Your objective
Consider the entries below. Count the lines holding the string "this" and state the number only.

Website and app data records
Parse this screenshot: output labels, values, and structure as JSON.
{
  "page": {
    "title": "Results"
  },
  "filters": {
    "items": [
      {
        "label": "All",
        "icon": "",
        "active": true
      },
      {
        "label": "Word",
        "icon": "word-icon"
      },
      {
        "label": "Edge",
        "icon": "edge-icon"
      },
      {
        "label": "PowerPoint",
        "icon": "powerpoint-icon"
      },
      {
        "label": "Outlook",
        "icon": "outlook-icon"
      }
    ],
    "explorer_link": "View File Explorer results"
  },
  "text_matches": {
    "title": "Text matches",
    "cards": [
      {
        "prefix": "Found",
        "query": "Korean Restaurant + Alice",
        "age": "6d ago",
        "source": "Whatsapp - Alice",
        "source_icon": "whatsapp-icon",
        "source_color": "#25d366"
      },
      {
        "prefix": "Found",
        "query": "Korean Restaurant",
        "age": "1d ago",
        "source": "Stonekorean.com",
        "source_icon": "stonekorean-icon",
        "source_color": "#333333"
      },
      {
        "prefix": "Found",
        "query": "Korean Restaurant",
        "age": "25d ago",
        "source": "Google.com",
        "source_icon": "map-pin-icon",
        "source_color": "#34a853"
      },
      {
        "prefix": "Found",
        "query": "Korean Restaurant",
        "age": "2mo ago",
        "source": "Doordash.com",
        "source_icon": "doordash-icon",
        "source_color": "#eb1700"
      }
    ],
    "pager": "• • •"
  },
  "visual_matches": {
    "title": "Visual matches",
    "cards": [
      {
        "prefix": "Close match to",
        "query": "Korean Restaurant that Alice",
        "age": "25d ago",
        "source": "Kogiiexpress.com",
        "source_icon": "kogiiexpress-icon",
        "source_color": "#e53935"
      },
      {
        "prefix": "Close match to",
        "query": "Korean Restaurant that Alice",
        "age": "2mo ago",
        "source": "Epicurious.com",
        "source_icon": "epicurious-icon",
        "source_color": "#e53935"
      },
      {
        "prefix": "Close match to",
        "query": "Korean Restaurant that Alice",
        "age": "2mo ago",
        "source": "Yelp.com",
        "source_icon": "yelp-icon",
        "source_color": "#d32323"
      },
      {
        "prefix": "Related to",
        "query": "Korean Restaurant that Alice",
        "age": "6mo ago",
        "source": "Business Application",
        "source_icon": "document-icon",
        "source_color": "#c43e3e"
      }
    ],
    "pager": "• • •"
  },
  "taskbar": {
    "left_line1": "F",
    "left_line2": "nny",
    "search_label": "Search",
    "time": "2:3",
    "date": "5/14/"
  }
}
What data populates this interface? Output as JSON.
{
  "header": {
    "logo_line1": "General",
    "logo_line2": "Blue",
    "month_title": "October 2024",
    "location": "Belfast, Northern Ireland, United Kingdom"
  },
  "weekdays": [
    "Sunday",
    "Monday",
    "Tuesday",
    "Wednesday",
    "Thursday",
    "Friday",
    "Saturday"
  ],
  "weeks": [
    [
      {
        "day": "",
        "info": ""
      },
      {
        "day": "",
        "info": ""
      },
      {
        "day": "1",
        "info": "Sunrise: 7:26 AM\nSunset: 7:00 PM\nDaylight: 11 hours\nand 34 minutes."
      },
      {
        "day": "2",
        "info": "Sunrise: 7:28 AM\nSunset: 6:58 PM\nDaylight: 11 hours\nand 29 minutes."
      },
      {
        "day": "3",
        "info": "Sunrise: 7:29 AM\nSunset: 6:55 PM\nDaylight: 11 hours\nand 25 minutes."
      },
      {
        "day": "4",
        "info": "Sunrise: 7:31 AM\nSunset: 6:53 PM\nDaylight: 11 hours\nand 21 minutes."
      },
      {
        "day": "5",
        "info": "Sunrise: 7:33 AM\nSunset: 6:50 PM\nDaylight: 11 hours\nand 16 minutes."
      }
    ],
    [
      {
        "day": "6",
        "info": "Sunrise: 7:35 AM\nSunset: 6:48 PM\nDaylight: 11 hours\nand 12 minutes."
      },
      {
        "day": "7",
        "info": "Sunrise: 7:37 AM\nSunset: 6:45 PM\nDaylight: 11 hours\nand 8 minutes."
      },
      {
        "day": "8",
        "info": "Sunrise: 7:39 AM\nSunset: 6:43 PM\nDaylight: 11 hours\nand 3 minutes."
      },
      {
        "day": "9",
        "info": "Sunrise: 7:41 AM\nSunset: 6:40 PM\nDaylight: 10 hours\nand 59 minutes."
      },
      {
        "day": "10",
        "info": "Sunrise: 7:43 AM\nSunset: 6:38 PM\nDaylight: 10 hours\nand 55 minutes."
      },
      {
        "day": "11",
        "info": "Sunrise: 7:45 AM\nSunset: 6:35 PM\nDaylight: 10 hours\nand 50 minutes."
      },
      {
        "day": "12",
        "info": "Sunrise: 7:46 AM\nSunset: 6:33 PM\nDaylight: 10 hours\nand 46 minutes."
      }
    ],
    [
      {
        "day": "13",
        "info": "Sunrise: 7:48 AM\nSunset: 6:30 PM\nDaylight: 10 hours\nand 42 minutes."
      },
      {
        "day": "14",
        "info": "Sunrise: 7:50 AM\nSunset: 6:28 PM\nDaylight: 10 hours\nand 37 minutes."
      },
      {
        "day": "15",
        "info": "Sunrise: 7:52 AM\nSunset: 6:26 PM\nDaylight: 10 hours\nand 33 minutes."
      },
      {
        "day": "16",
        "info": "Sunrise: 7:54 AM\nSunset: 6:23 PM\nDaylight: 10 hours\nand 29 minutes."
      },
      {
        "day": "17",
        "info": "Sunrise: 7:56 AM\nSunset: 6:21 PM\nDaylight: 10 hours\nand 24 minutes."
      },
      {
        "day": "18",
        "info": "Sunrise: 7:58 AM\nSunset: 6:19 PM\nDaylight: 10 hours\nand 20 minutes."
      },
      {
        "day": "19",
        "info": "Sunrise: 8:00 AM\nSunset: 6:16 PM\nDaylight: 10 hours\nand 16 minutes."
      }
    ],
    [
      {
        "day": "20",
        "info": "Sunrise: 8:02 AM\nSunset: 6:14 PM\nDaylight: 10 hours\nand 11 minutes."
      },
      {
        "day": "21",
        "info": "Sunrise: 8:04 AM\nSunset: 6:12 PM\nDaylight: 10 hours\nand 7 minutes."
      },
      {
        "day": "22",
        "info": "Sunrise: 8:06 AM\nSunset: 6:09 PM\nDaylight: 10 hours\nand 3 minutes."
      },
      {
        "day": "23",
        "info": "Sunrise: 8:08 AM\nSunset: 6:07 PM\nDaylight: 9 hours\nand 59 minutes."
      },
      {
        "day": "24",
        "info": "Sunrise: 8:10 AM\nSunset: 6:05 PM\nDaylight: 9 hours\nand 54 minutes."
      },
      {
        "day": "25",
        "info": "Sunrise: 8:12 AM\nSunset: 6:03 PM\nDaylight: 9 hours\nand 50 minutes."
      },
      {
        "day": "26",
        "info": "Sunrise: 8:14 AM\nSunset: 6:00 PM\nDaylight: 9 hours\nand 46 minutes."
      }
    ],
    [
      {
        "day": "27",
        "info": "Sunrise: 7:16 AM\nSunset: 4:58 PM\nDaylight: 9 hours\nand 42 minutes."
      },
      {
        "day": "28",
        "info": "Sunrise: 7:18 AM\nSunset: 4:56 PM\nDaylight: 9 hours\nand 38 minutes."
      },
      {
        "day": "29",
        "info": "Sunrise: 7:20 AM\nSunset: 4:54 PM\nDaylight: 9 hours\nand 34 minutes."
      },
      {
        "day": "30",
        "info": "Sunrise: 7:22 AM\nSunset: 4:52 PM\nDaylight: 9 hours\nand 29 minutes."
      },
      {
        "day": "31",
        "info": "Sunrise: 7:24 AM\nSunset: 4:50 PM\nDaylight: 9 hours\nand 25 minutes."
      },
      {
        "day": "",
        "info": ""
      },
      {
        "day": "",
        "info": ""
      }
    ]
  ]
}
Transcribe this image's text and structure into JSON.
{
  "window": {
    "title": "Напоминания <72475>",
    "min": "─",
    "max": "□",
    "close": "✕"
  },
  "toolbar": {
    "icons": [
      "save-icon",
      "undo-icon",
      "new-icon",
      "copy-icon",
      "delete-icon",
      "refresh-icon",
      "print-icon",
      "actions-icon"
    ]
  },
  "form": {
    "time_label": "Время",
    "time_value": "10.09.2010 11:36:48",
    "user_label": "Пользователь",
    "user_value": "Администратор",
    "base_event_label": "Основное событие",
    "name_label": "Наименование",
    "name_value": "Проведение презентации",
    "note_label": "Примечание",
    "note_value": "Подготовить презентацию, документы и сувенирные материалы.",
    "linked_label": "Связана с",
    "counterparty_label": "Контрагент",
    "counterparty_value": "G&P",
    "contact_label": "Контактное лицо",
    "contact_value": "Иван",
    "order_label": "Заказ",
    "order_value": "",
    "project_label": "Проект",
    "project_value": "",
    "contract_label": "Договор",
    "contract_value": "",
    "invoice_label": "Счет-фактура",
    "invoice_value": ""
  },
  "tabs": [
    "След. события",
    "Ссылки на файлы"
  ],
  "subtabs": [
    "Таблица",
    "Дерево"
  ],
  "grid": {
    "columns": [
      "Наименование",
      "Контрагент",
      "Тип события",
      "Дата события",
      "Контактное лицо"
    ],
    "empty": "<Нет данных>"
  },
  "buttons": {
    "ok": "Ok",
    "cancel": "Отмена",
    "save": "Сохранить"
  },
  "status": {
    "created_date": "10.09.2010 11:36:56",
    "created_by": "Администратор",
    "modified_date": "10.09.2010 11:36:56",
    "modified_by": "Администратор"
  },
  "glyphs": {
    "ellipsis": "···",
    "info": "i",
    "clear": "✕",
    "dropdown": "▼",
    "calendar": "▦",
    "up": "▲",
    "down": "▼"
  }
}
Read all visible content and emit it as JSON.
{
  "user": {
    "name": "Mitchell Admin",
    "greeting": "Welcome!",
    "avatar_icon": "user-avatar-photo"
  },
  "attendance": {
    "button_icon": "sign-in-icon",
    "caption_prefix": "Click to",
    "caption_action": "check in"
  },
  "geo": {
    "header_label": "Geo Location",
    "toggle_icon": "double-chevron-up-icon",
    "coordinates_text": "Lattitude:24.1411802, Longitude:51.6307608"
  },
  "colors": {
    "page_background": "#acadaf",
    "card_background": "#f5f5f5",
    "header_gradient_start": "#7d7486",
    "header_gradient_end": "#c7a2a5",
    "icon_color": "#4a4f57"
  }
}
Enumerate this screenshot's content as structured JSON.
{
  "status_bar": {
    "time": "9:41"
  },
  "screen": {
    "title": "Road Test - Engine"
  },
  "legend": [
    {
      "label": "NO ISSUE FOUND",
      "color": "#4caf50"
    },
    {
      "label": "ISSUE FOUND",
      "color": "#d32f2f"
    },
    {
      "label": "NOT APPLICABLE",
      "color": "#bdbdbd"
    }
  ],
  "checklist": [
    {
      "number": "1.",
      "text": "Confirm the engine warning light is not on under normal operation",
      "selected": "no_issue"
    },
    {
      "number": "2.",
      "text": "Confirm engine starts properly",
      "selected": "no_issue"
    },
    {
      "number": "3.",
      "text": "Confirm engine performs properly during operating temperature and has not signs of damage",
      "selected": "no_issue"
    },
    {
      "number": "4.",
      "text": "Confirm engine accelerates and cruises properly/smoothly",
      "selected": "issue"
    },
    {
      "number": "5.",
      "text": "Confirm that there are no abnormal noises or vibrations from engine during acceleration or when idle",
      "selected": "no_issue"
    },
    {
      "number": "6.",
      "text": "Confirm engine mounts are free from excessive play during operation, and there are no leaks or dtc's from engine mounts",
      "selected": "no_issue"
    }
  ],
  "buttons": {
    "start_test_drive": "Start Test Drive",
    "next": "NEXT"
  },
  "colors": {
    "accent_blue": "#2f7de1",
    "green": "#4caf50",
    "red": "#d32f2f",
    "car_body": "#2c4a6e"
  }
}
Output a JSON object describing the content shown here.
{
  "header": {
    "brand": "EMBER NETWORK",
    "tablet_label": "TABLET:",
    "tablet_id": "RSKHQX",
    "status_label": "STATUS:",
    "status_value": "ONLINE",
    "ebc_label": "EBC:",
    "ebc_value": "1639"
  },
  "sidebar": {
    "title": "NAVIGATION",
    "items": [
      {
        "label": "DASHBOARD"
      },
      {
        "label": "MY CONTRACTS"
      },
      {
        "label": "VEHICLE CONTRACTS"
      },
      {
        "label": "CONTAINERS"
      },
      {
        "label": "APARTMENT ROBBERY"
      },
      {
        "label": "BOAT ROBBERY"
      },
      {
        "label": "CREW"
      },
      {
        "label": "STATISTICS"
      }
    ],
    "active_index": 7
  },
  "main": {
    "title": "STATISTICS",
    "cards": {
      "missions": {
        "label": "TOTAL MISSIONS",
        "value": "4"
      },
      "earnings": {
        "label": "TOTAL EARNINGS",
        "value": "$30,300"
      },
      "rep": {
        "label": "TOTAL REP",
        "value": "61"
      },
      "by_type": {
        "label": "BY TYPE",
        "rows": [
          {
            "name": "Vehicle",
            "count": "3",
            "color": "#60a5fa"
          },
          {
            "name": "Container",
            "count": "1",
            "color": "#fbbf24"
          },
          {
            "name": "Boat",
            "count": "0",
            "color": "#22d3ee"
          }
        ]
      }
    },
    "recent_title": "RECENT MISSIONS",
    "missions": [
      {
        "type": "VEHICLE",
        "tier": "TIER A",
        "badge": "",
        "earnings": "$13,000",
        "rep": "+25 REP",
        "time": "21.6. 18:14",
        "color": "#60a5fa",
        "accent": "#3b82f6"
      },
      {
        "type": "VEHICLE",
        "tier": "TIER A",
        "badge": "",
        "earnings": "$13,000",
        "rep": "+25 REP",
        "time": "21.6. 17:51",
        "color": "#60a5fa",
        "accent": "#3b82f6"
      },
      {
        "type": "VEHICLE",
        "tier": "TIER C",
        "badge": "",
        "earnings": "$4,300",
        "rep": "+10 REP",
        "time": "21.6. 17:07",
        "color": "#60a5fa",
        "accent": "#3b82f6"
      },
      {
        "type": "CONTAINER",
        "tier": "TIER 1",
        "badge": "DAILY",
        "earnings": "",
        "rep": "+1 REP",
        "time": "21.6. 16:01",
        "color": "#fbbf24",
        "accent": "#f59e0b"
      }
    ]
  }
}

Exercise response
4